§ INPUT FOR THIS TASK:

Content starts

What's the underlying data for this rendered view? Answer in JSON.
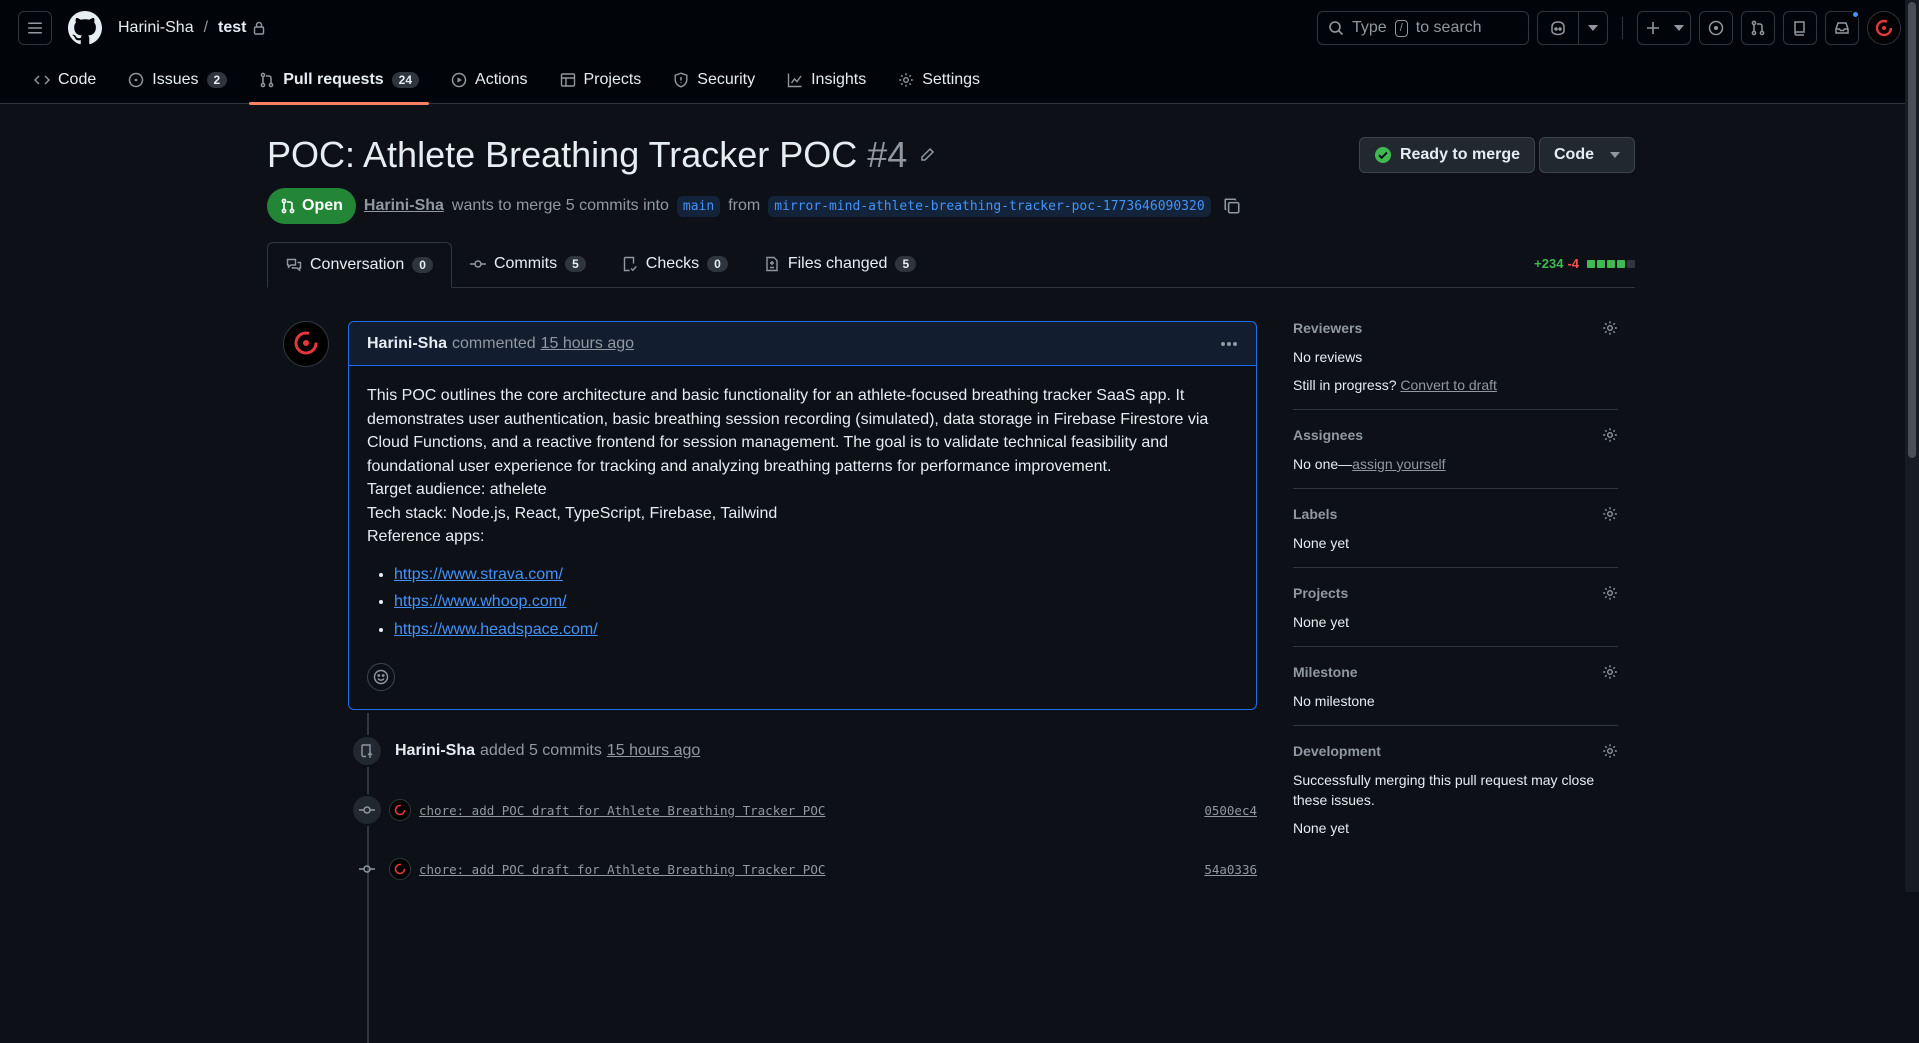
{
  "header": {
    "owner": "Harini-Sha",
    "separator": "/",
    "repo": "test",
    "search_prefix": "Type",
    "search_key": "/",
    "search_suffix": "to search"
  },
  "repo_nav": [
    {
      "label": "Code",
      "icon": "code-icon",
      "count": ""
    },
    {
      "label": "Issues",
      "icon": "issue-opened-icon",
      "count": "2"
    },
    {
      "label": "Pull requests",
      "icon": "git-pull-request-icon",
      "count": "24",
      "active": true
    },
    {
      "label": "Actions",
      "icon": "play-icon",
      "count": ""
    },
    {
      "label": "Projects",
      "icon": "table-icon",
      "count": ""
    },
    {
      "label": "Security",
      "icon": "shield-icon",
      "count": ""
    },
    {
      "label": "Insights",
      "icon": "graph-icon",
      "count": ""
    },
    {
      "label": "Settings",
      "icon": "gear-icon",
      "count": ""
    }
  ],
  "pr": {
    "title": "POC: Athlete Breathing Tracker POC",
    "number": "#4",
    "state": "Open",
    "author": "Harini-Sha",
    "merge_text": "wants to merge 5 commits into",
    "base_branch": "main",
    "from_text": "from",
    "head_branch": "mirror-mind-athlete-breathing-tracker-poc-1773646090320",
    "ready_label": "Ready to merge",
    "code_label": "Code"
  },
  "tabs": [
    {
      "label": "Conversation",
      "count": "0",
      "icon": "comment-discussion-icon",
      "active": true
    },
    {
      "label": "Commits",
      "count": "5",
      "icon": "git-commit-icon"
    },
    {
      "label": "Checks",
      "count": "0",
      "icon": "checklist-icon"
    },
    {
      "label": "Files changed",
      "count": "5",
      "icon": "file-diff-icon"
    }
  ],
  "diffstat": {
    "additions": "+234",
    "deletions": "-4"
  },
  "comment": {
    "author": "Harini-Sha",
    "action": "commented",
    "time": "15 hours ago",
    "paragraph": "This POC outlines the core architecture and basic functionality for an athlete-focused breathing tracker SaaS app. It demonstrates user authentication, basic breathing session recording (simulated), data storage in Firebase Firestore via Cloud Functions, and a reactive frontend for session management. The goal is to validate technical feasibility and foundational user experience for tracking and analyzing breathing patterns for performance improvement.",
    "audience": "Target audience: athelete",
    "stack": "Tech stack: Node.js, React, TypeScript, Firebase, Tailwind",
    "ref_heading": "Reference apps:",
    "links": [
      "https://www.strava.com/",
      "https://www.whoop.com/",
      "https://www.headspace.com/"
    ]
  },
  "event": {
    "author": "Harini-Sha",
    "action": "added 5 commits",
    "time": "15 hours ago"
  },
  "commits": [
    {
      "message": "chore: add POC draft for Athlete Breathing Tracker POC",
      "sha": "0500ec4"
    },
    {
      "message": "chore: add POC draft for Athlete Breathing Tracker POC",
      "sha": "54a0336"
    }
  ],
  "sidebar": {
    "reviewers": {
      "title": "Reviewers",
      "value": "No reviews",
      "progress_text": "Still in progress?",
      "draft_link": "Convert to draft"
    },
    "assignees": {
      "title": "Assignees",
      "value": "No one—",
      "link": "assign yourself"
    },
    "labels": {
      "title": "Labels",
      "value": "None yet"
    },
    "projects": {
      "title": "Projects",
      "value": "None yet"
    },
    "milestone": {
      "title": "Milestone",
      "value": "No milestone"
    },
    "development": {
      "title": "Development",
      "desc": "Successfully merging this pull request may close these issues.",
      "value": "None yet"
    }
  },
  "colors": {
    "accent": "#f78166",
    "open_green": "#238636",
    "link_blue": "#4493f8",
    "bg": "#0d1117"
  }
}
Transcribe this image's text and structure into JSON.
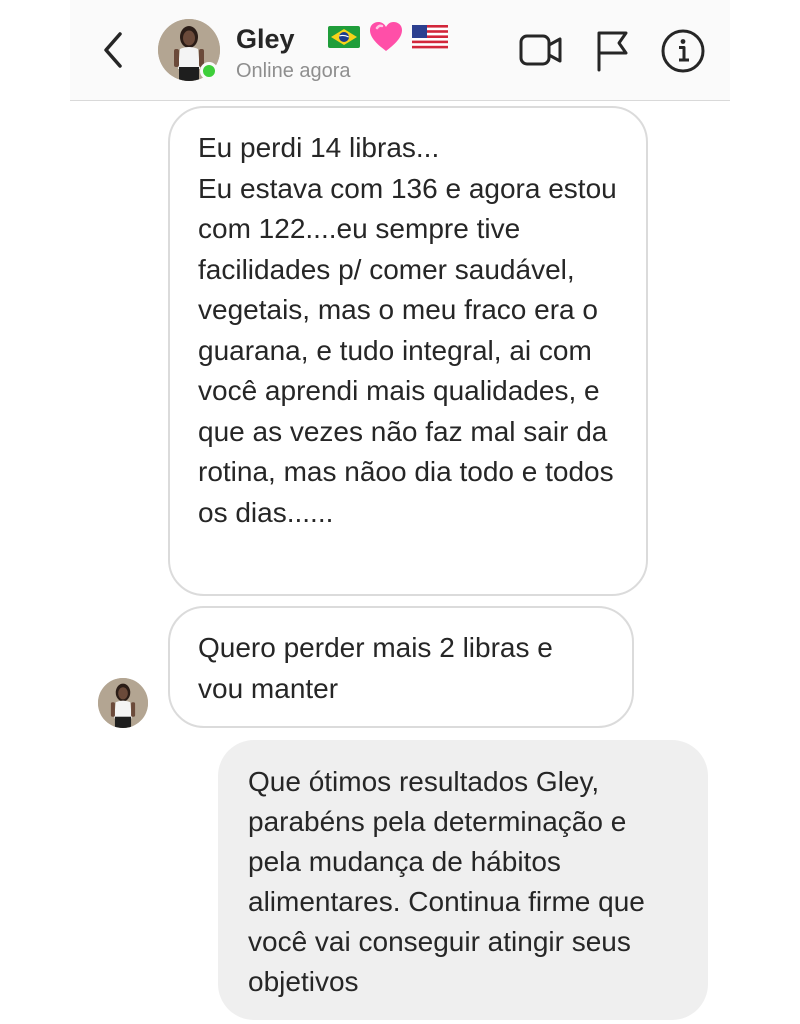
{
  "header": {
    "contact_name": "Gley",
    "status": "Online agora",
    "icons": [
      "back-chevron-icon",
      "brazil-flag-icon",
      "pink-heart-icon",
      "usa-flag-icon",
      "video-call-icon",
      "report-flag-icon",
      "info-icon"
    ],
    "colors": {
      "online_dot": "#3ecf3a",
      "heart": "#ff4fa8"
    }
  },
  "messages": [
    {
      "direction": "incoming",
      "text": "Eu perdi 14 libras...\nEu estava com 136 e agora estou com 122....eu sempre tive facilidades p/ comer saudável, vegetais, mas o meu fraco era o guarana, e tudo integral, ai com você aprendi mais qualidades, e que as vezes não faz mal sair da rotina, mas nãoo dia todo e todos os dias......"
    },
    {
      "direction": "incoming",
      "text": "Quero perder mais 2 libras e vou manter"
    },
    {
      "direction": "outgoing",
      "text": "Que ótimos resultados Gley, parabéns pela determinação e pela mudança de hábitos alimentares. Continua firme que você vai conseguir atingir seus objetivos"
    }
  ]
}
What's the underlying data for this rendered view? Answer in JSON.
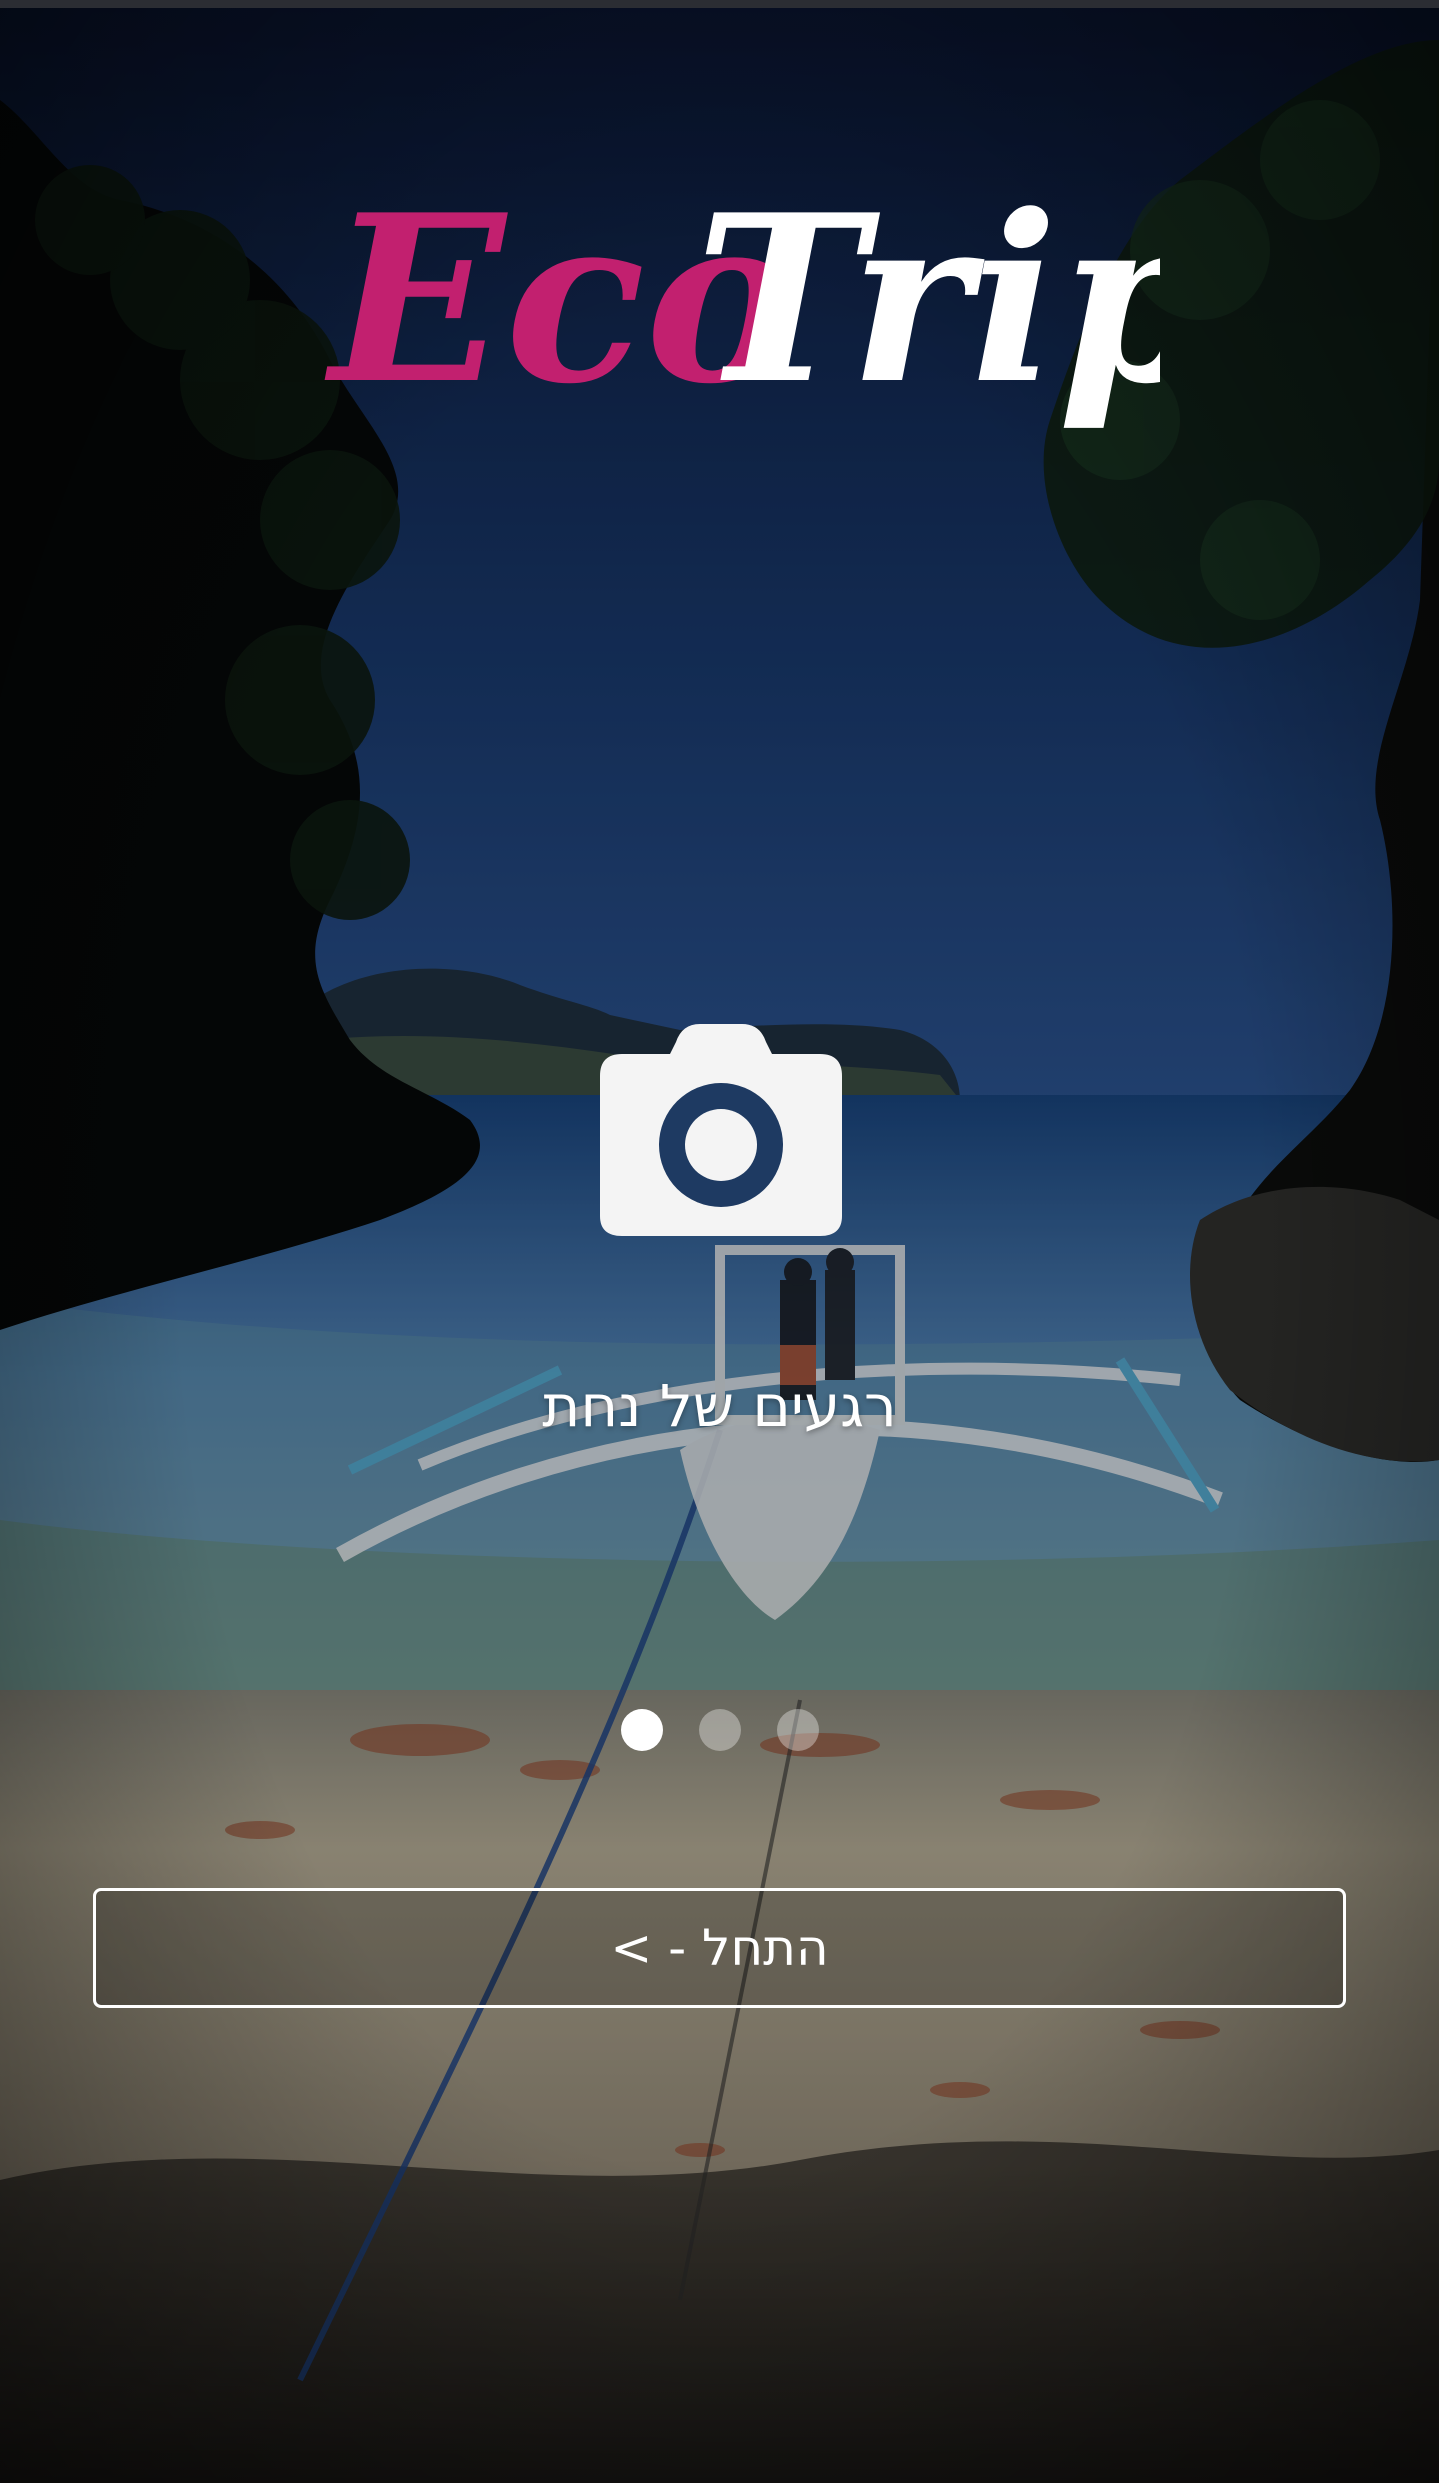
{
  "app": {
    "logo_text_primary": "Eco",
    "logo_text_secondary": "Trip"
  },
  "intro": {
    "tagline": "רגעים של נחת",
    "pager": {
      "total": 3,
      "active_index": 0
    },
    "start_button_label": "התחל - >"
  },
  "icons": {
    "feature_icon": "camera-icon"
  },
  "colors": {
    "logo_pink": "#c2206f",
    "logo_white": "#ffffff",
    "button_border": "#ffffff",
    "text": "#ffffff"
  }
}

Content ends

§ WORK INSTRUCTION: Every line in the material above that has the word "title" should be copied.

§ OUTPUT FOR THIS TASK:
    "title": "POC: Athlete Breathing Tracker POC",
      "title": "Reviewers",
      "title": "Assignees",
      "title": "Labels",
      "title": "Projects",
      "title": "Milestone",
      "title": "Development",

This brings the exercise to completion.